The people of Brandenburg call their Stechlin the “big one”. Theodor Fontane made the lake so famous with his novel of the same name that Berlin’s elite took up quarters there. Today, visitors enjoy the Brandenburg silence. By Tilman Muller

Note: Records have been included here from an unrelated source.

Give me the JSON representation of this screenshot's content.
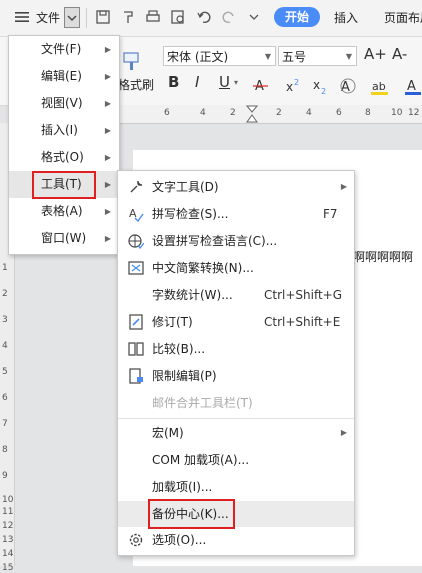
{
  "topbar": {
    "file_label": "文件",
    "tabs": [
      "开始",
      "插入",
      "页面布局"
    ]
  },
  "ribbon": {
    "font_name": "宋体 (正文)",
    "font_size": "五号",
    "format_brush": "格式刷",
    "bold": "B",
    "italic": "I",
    "underline": "U",
    "font_grow": "A+",
    "font_shrink": "A-"
  },
  "document": {
    "text": "啊啊啊啊啊"
  },
  "ruler": {
    "h_ticks": [
      "6",
      "4",
      "2",
      "2",
      "4",
      "6",
      "8",
      "10",
      "12"
    ],
    "v_ticks": [
      "1",
      "2",
      "3",
      "4",
      "5",
      "6",
      "7",
      "8",
      "9",
      "10",
      "11",
      "12",
      "13",
      "14",
      "15"
    ]
  },
  "main_menu": {
    "items": [
      {
        "label": "文件(F)"
      },
      {
        "label": "编辑(E)"
      },
      {
        "label": "视图(V)"
      },
      {
        "label": "插入(I)"
      },
      {
        "label": "格式(O)"
      },
      {
        "label": "工具(T)"
      },
      {
        "label": "表格(A)"
      },
      {
        "label": "窗口(W)"
      }
    ]
  },
  "tools_menu": {
    "items": [
      {
        "label": "文字工具(D)",
        "shortcut": ""
      },
      {
        "label": "拼写检查(S)...",
        "shortcut": "F7"
      },
      {
        "label": "设置拼写检查语言(C)...",
        "shortcut": ""
      },
      {
        "label": "中文简繁转换(N)...",
        "shortcut": ""
      },
      {
        "label": "字数统计(W)...",
        "shortcut": "Ctrl+Shift+G"
      },
      {
        "label": "修订(T)",
        "shortcut": "Ctrl+Shift+E"
      },
      {
        "label": "比较(B)...",
        "shortcut": ""
      },
      {
        "label": "限制编辑(P)",
        "shortcut": ""
      },
      {
        "label": "邮件合并工具栏(T)",
        "shortcut": ""
      },
      {
        "label": "宏(M)",
        "shortcut": ""
      },
      {
        "label": "COM 加载项(A)...",
        "shortcut": ""
      },
      {
        "label": "加载项(I)...",
        "shortcut": ""
      },
      {
        "label": "备份中心(K)...",
        "shortcut": ""
      },
      {
        "label": "选项(O)...",
        "shortcut": ""
      }
    ]
  },
  "colors": {
    "accent": "#4a8cf7",
    "highlight_box": "#e02020",
    "hover_row": "#ebebeb"
  }
}
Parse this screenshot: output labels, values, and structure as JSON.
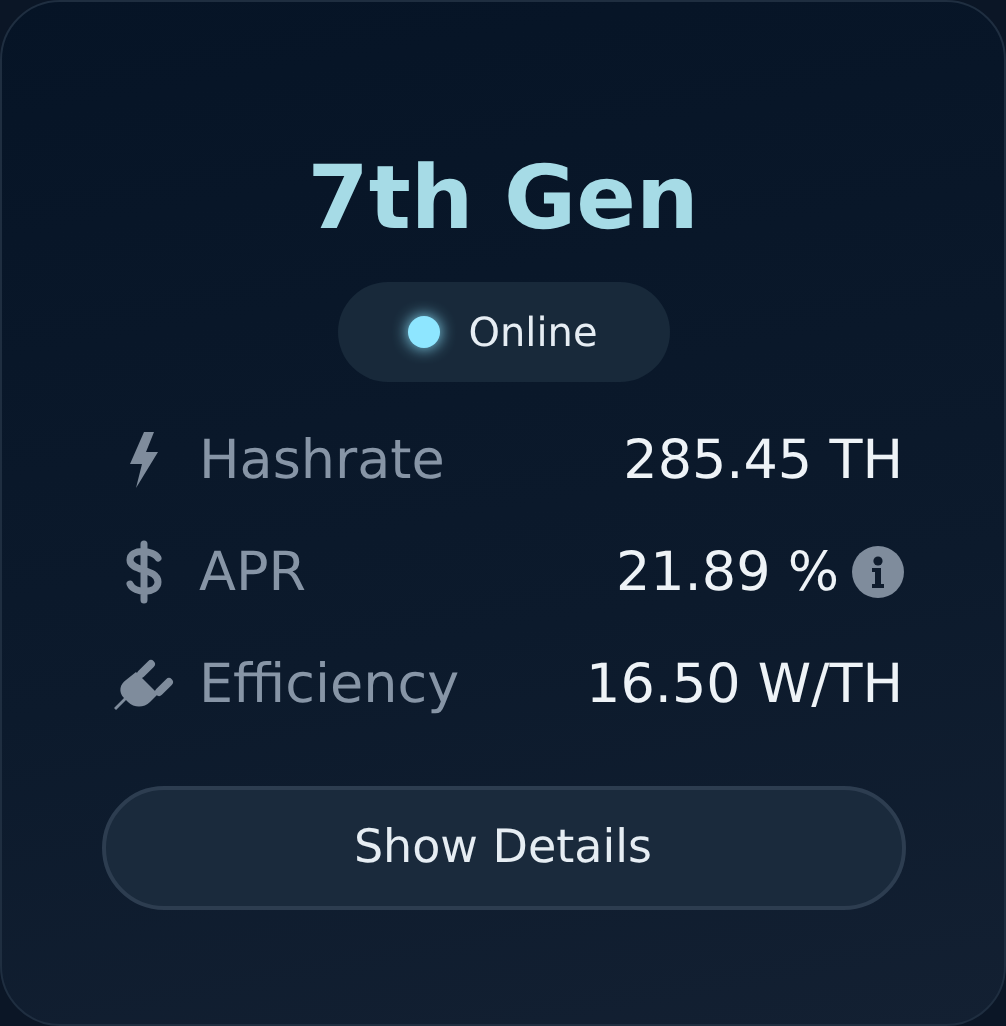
{
  "title": "7th Gen",
  "status": {
    "label": "Online",
    "online": true
  },
  "metrics": [
    {
      "kind": "bolt",
      "label": "Hashrate",
      "value": "285.45 TH",
      "info": false
    },
    {
      "kind": "dollar",
      "label": "APR",
      "value": "21.89 %",
      "info": true
    },
    {
      "kind": "plug",
      "label": "Efficiency",
      "value": "16.50 W/TH",
      "info": false
    }
  ],
  "button": "Show Details"
}
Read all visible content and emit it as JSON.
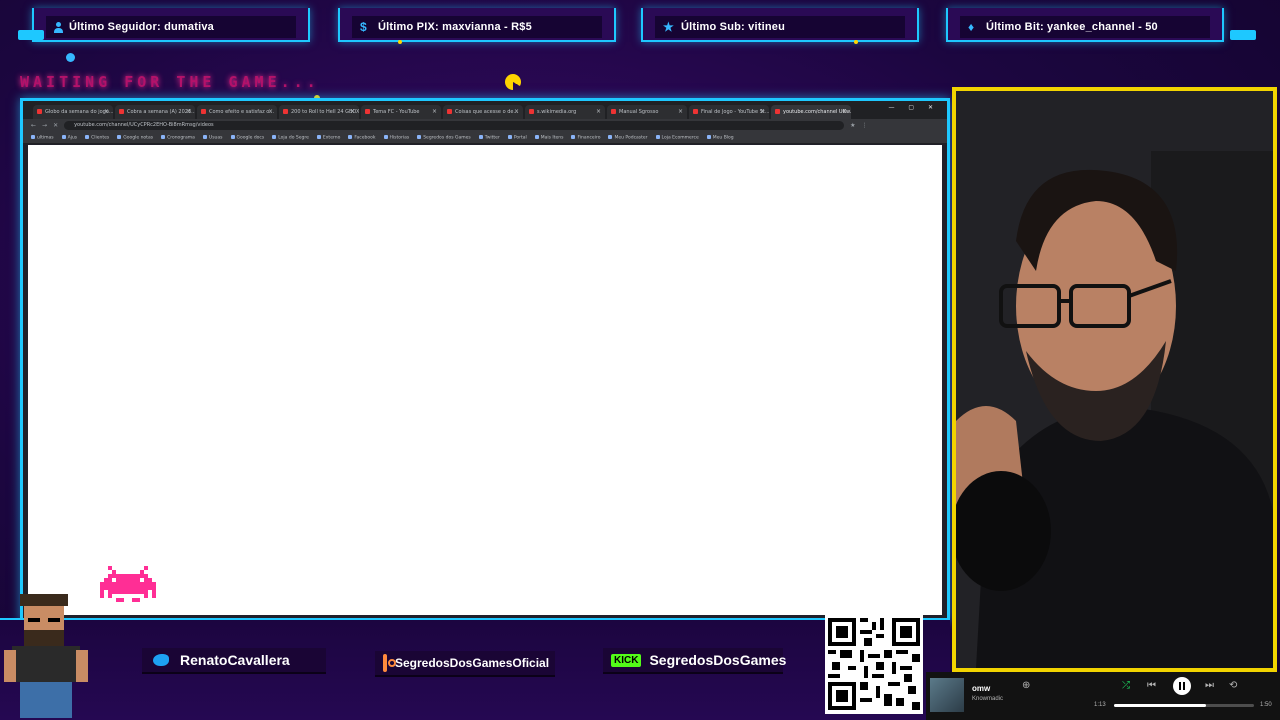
{
  "alerts": [
    {
      "label": "Último Seguidor: dumativa",
      "icon": "person-icon"
    },
    {
      "label": "Último PIX: maxvianna - R$5",
      "icon": "dollar-icon"
    },
    {
      "label": "Último Sub: vitineu",
      "icon": "star-icon"
    },
    {
      "label": "Último Bit: yankee_channel - 50",
      "icon": "gem-icon"
    }
  ],
  "overlay": {
    "waiting_text": "WAITING FOR THE GAME...",
    "qr_url": "livepix.gg/segredosdosgames"
  },
  "browser": {
    "tabs": [
      {
        "title": "Globo da semana do jogo..."
      },
      {
        "title": "Cobra a semana (A) 2023..."
      },
      {
        "title": "Como efeito e satisfaz o..."
      },
      {
        "title": "200 to Roll to Hell 24 GBOX..."
      },
      {
        "title": "Tema FC - YouTube"
      },
      {
        "title": "Coisas que acesse o de..."
      },
      {
        "title": "s.wikimedia.org"
      },
      {
        "title": "Manual Sgrosso"
      },
      {
        "title": "Final de Jogo - YouTube St..."
      },
      {
        "title": "youtube.com/channel UCw..."
      }
    ],
    "url": "youtube.com/channel/UCyCPRc2EHO-Bi8mRmsg/videos",
    "bookmarks": [
      "ultimas",
      "Ajus",
      "Clientes",
      "Google notas",
      "Cronograma",
      "Usuas",
      "Google docs",
      "Loja do Segre",
      "Externo",
      "Facebook",
      "Historias",
      "Segredos dos Games",
      "Twitter",
      "Portal",
      "Mais Itens",
      "Financeiro",
      "Meu Podcaster",
      "Loja Ecommerce",
      "Meu Blog"
    ]
  },
  "socials": [
    {
      "handle": "RenatoCavallera",
      "icon": "twitter-icon",
      "color": "#1da1f2"
    },
    {
      "handle": "SegredosDosGamesOficial",
      "icon": "instagram-icon",
      "color": "#ff8a3d"
    },
    {
      "handle": "SegredosDosGames",
      "icon": "kick-icon",
      "icon_text": "KICK",
      "color": "#53fc18"
    }
  ],
  "player": {
    "track": "omw",
    "artist": "Knowmadic",
    "elapsed": "1:13",
    "duration": "1:50",
    "progress": 0.66
  },
  "colors": {
    "frame": "#1ec8ff",
    "webcam_border": "#f2d400",
    "background": "#1c0640"
  }
}
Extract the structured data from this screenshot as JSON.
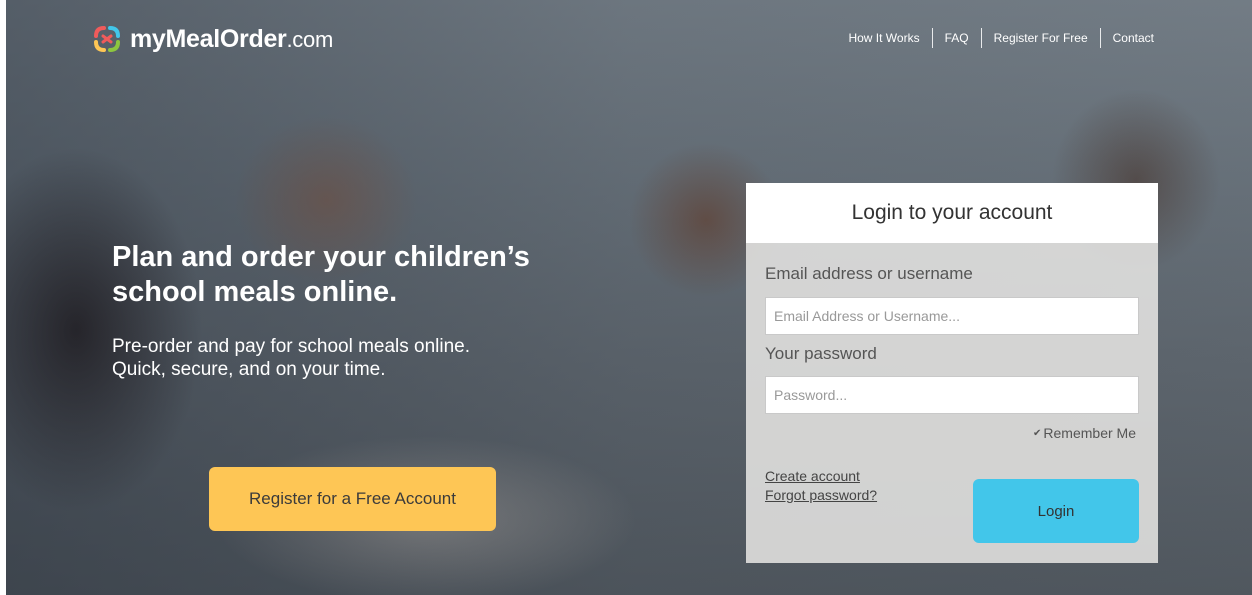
{
  "brand": {
    "name_main": "myMealOrder",
    "name_suffix": ".com",
    "icon": "logo-links-icon",
    "colors": [
      "#f05b5b",
      "#fec655",
      "#42c6ea",
      "#8dc63f"
    ]
  },
  "nav": {
    "items": [
      "How It Works",
      "FAQ",
      "Register For Free",
      "Contact"
    ]
  },
  "hero": {
    "headline": "Plan and order your children’s school meals online.",
    "subline_1": "Pre-order and pay for school meals online.",
    "subline_2": "Quick, secure, and on your time.",
    "register_button": "Register for a Free Account",
    "register_color": "#fec655"
  },
  "login": {
    "title": "Login to your account",
    "email_label": "Email address or username",
    "email_placeholder": "Email Address or Username...",
    "password_label": "Your password",
    "password_placeholder": "Password...",
    "remember_label": "Remember Me",
    "remember_checked": true,
    "create_account": "Create account",
    "forgot_password": "Forgot password?",
    "login_button": "Login",
    "login_color": "#42c6ea"
  }
}
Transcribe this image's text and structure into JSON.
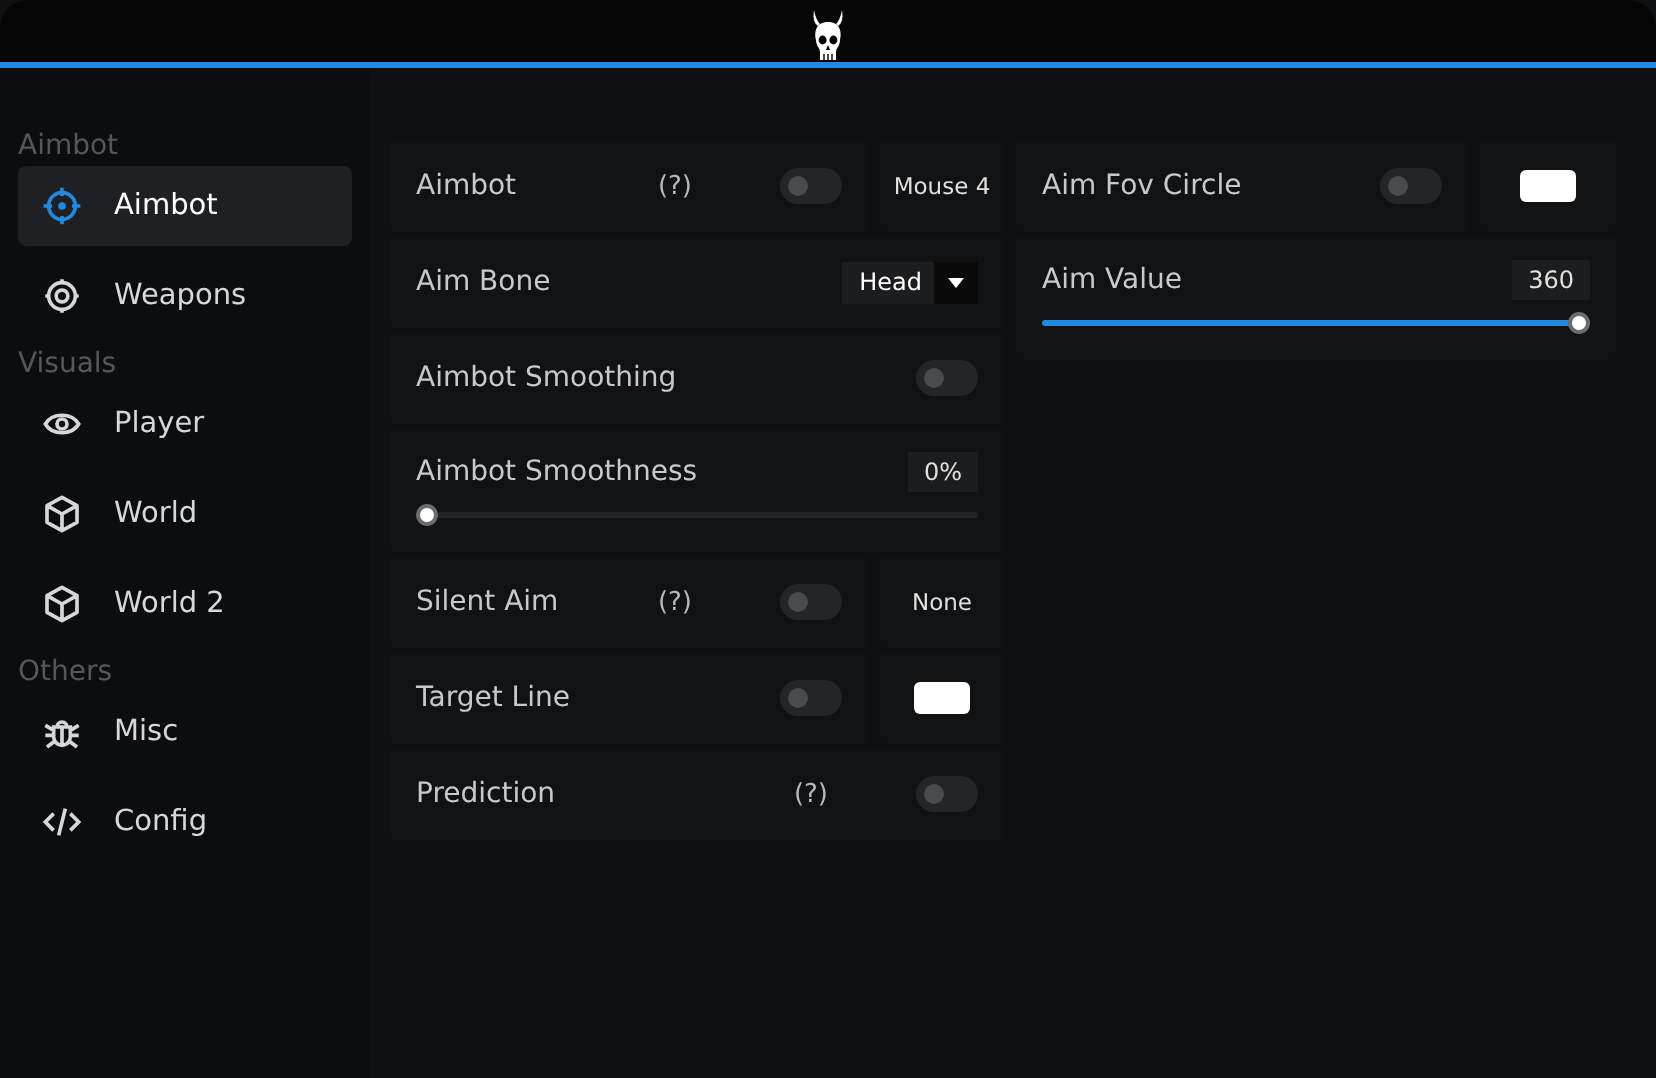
{
  "sidebar": {
    "sections": [
      {
        "title": "Aimbot",
        "items": [
          {
            "label": "Aimbot",
            "selected": true
          },
          {
            "label": "Weapons",
            "selected": false
          }
        ]
      },
      {
        "title": "Visuals",
        "items": [
          {
            "label": "Player",
            "selected": false
          },
          {
            "label": "World",
            "selected": false
          },
          {
            "label": "World 2",
            "selected": false
          }
        ]
      },
      {
        "title": "Others",
        "items": [
          {
            "label": "Misc",
            "selected": false
          },
          {
            "label": "Config",
            "selected": false
          }
        ]
      }
    ]
  },
  "columns": [
    [
      {
        "kind": "toggle",
        "label": "Aimbot",
        "help": "(?)",
        "on": false,
        "side": {
          "kind": "key",
          "text": "Mouse 4"
        }
      },
      {
        "kind": "dropdown",
        "label": "Aim Bone",
        "value": "Head"
      },
      {
        "kind": "toggle",
        "label": "Aimbot Smoothing",
        "on": false
      },
      {
        "kind": "slider",
        "label": "Aimbot Smoothness",
        "value": "0%",
        "level": 0
      },
      {
        "kind": "toggle",
        "label": "Silent Aim",
        "help": "(?)",
        "on": false,
        "side": {
          "kind": "key",
          "text": "None"
        }
      },
      {
        "kind": "toggle",
        "label": "Target Line",
        "on": false,
        "side": {
          "kind": "color",
          "color": "#ffffff"
        }
      },
      {
        "kind": "toggle",
        "label": "Prediction",
        "help": "(?)",
        "on": false
      }
    ],
    [
      {
        "kind": "toggle",
        "label": "Aim Fov Circle",
        "on": false,
        "side": {
          "kind": "color",
          "color": "#ffffff"
        }
      },
      {
        "kind": "slider",
        "label": "Aim Value",
        "value": "360",
        "level": 1
      }
    ]
  ]
}
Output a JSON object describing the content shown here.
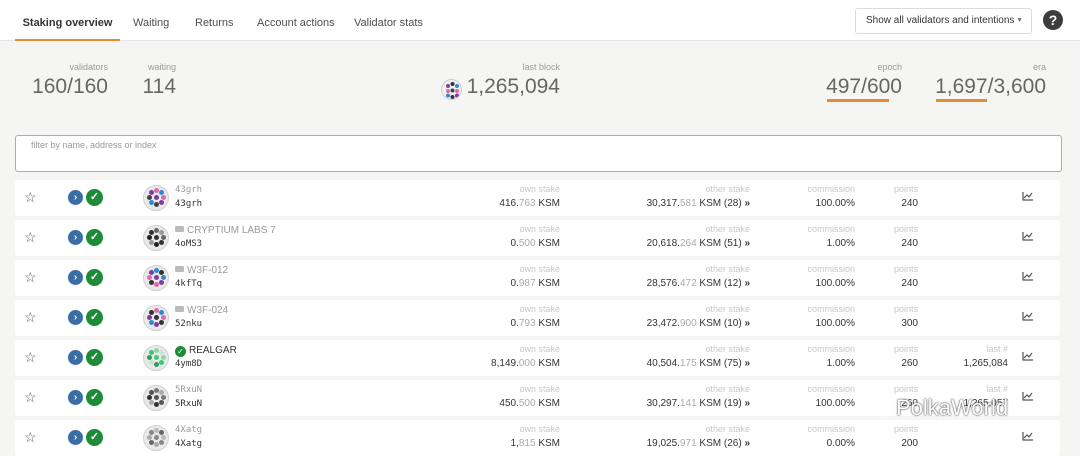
{
  "tabs": [
    {
      "label": "Staking overview",
      "active": true
    },
    {
      "label": "Waiting"
    },
    {
      "label": "Returns"
    },
    {
      "label": "Account actions"
    },
    {
      "label": "Validator stats"
    }
  ],
  "selector": {
    "label": "Show all validators and intentions"
  },
  "help": {
    "label": "?"
  },
  "summary": {
    "validators": {
      "label": "validators",
      "value": "160/160"
    },
    "waiting": {
      "label": "waiting",
      "value": "114"
    },
    "last_block": {
      "label": "last block",
      "value": "1,265,094"
    },
    "epoch": {
      "label": "epoch",
      "value": "497/600",
      "progress": 0.83
    },
    "era": {
      "label": "era",
      "value": "1,697/3,600",
      "progress": 0.47
    }
  },
  "filter": {
    "placeholder": "filter by name, address or index"
  },
  "columns": {
    "own_stake": "own stake",
    "other_stake": "other stake",
    "commission": "commission",
    "points": "points",
    "last": "last #"
  },
  "validators": [
    {
      "name": "43grh",
      "address": "43grh",
      "name_style": "plain",
      "own_stake_int": "416.",
      "own_stake_dec": "763",
      "own_stake_unit": " KSM",
      "other_stake_int": "30,317.",
      "other_stake_dec": "581",
      "other_stake_suffix": " KSM (28)",
      "commission": "100.00%",
      "points": "240",
      "last": ""
    },
    {
      "name": "CRYPTIUM LABS 7",
      "address": "4oMS3",
      "name_style": "tag",
      "own_stake_int": "0.",
      "own_stake_dec": "500",
      "own_stake_unit": " KSM",
      "other_stake_int": "20,618.",
      "other_stake_dec": "264",
      "other_stake_suffix": " KSM (51)",
      "commission": "1.00%",
      "points": "240",
      "last": ""
    },
    {
      "name": "W3F-012",
      "address": "4kfTq",
      "name_style": "tag",
      "own_stake_int": "0.",
      "own_stake_dec": "987",
      "own_stake_unit": " KSM",
      "other_stake_int": "28,576.",
      "other_stake_dec": "472",
      "other_stake_suffix": " KSM (12)",
      "commission": "100.00%",
      "points": "240",
      "last": ""
    },
    {
      "name": "W3F-024",
      "address": "52nku",
      "name_style": "tag",
      "own_stake_int": "0.",
      "own_stake_dec": "793",
      "own_stake_unit": " KSM",
      "other_stake_int": "23,472.",
      "other_stake_dec": "900",
      "other_stake_suffix": " KSM (10)",
      "commission": "100.00%",
      "points": "300",
      "last": ""
    },
    {
      "name": "REALGAR",
      "address": "4ym8D",
      "name_style": "verified",
      "own_stake_int": "8,149.",
      "own_stake_dec": "000",
      "own_stake_unit": " KSM",
      "other_stake_int": "40,504.",
      "other_stake_dec": "175",
      "other_stake_suffix": " KSM (75)",
      "commission": "1.00%",
      "points": "260",
      "last": "1,265,084"
    },
    {
      "name": "5RxuN",
      "address": "5RxuN",
      "name_style": "plain",
      "own_stake_int": "450.",
      "own_stake_dec": "500",
      "own_stake_unit": " KSM",
      "other_stake_int": "30,297.",
      "other_stake_dec": "141",
      "other_stake_suffix": " KSM (19)",
      "commission": "100.00%",
      "points": "260",
      "last": "1,265,057"
    },
    {
      "name": "4Xatg",
      "address": "4Xatg",
      "name_style": "plain",
      "own_stake_int": "1,",
      "own_stake_dec": "815",
      "own_stake_unit": " KSM",
      "other_stake_int": "19,025.",
      "other_stake_dec": "971",
      "other_stake_suffix": " KSM (26)",
      "commission": "0.00%",
      "points": "200",
      "last": ""
    }
  ],
  "watermark": {
    "text": "PolkaWorld"
  }
}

The path leads under beeches, as if through a yellow-golden tunnel, until a silver flicker can be seen at the end of the canopy. A few more steps and then it becomes visible: the Stechlin. The secluded lake that Theodor Fontane made a place in world literature with his novel of the same name. “There it lay in front of us, the lake with its many bays,” the writer once noted, “mysterious, like a mute who feels the urge to speak. But the unloosed tongue refuses him the service, and what he wants to say remains unsaid.”